For the data below, count the lines that have the string "display" and state that number by itself.
** Extracted information follows **
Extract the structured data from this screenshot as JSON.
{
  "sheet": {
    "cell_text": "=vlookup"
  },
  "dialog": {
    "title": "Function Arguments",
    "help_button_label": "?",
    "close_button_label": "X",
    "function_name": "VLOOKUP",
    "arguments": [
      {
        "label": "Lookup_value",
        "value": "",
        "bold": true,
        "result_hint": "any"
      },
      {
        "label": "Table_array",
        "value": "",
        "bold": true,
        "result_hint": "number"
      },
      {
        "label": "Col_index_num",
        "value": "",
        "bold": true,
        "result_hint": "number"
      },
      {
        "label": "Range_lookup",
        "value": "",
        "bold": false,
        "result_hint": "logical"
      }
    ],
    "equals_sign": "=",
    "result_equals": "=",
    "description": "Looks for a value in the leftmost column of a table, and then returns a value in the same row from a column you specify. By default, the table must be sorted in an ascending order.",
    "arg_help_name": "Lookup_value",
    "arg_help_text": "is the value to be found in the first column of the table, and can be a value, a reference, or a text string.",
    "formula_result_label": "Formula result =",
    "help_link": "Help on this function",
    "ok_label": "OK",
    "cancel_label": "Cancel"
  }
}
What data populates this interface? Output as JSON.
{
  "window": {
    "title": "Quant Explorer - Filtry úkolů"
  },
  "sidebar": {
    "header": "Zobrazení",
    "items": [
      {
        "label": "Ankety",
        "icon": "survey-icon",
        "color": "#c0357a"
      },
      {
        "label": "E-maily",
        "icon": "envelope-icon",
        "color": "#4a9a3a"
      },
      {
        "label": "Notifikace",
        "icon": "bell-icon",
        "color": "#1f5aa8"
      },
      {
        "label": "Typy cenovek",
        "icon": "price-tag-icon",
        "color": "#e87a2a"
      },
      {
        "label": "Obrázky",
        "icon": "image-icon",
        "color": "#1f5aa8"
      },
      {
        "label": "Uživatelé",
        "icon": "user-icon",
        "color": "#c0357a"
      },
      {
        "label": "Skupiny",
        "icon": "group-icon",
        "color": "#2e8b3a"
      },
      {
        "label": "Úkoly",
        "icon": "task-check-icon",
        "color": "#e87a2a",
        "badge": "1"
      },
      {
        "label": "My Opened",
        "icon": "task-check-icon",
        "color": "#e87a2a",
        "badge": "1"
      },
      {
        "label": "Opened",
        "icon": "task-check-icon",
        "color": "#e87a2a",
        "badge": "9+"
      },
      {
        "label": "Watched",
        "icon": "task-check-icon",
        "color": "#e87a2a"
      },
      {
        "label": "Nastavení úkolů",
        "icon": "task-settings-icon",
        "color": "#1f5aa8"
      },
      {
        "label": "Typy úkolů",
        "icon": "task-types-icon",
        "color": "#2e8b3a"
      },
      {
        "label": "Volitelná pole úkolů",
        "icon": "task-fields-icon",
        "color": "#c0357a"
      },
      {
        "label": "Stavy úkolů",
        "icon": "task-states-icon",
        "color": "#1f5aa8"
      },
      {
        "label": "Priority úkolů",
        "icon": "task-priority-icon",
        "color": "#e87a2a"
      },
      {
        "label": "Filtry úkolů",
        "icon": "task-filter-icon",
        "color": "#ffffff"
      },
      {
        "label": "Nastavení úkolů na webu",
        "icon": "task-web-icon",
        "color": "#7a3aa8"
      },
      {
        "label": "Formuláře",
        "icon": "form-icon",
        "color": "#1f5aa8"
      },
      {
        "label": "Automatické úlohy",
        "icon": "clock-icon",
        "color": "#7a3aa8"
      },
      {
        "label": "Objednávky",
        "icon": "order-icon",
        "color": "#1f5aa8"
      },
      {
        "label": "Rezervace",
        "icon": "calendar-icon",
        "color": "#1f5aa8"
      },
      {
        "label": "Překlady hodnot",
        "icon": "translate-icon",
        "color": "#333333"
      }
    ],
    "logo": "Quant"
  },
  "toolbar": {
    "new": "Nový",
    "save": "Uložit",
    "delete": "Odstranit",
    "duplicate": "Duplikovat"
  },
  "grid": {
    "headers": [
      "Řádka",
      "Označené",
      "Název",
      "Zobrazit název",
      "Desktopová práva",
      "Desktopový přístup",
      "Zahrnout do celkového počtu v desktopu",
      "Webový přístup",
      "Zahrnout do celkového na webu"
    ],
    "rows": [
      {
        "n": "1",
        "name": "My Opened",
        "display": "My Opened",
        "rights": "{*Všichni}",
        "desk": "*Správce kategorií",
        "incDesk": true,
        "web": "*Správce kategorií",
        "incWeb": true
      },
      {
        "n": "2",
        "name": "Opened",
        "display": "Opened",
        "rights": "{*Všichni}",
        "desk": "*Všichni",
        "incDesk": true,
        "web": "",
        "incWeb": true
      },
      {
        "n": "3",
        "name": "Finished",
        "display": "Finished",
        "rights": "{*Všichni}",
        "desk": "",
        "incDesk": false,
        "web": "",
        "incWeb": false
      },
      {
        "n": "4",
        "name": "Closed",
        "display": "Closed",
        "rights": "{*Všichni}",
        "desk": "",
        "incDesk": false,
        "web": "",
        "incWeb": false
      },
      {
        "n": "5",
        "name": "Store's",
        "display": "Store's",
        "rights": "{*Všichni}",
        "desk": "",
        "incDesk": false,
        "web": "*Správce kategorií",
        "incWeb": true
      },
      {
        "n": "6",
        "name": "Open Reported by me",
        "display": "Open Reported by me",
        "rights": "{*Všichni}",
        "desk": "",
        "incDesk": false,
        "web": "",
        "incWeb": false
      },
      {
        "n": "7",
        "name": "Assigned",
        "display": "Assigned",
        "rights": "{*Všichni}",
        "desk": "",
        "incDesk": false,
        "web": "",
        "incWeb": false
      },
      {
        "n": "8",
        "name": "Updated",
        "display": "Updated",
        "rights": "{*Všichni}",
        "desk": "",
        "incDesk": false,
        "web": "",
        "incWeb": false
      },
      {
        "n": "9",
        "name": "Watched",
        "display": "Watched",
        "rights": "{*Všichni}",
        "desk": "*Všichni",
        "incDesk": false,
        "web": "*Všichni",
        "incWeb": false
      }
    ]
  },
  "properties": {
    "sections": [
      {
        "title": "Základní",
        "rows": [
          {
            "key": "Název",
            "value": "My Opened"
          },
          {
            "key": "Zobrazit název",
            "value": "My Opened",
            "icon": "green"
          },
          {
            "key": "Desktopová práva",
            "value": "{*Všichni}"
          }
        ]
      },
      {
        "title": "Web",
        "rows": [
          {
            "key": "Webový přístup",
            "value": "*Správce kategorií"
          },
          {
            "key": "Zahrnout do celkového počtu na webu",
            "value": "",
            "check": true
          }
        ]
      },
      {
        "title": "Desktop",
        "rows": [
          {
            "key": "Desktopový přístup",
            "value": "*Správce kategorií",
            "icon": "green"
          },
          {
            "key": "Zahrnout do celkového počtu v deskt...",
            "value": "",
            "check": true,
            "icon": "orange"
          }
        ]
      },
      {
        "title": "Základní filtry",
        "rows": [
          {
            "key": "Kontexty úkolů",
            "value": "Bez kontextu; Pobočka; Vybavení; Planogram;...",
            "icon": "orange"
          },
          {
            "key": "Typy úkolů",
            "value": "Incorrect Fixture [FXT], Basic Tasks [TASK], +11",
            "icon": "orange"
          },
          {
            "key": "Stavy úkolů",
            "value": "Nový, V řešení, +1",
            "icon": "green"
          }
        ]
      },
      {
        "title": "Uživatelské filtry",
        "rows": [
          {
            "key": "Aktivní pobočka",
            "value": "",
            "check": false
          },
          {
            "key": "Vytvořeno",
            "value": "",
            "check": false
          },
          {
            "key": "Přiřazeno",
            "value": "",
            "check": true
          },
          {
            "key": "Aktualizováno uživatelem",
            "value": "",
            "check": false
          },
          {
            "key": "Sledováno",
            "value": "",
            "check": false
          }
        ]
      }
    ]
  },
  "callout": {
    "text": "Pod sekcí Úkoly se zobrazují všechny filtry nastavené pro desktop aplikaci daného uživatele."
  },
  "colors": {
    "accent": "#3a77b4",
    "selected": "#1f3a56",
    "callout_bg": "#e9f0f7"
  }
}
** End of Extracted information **
Response to this task: 9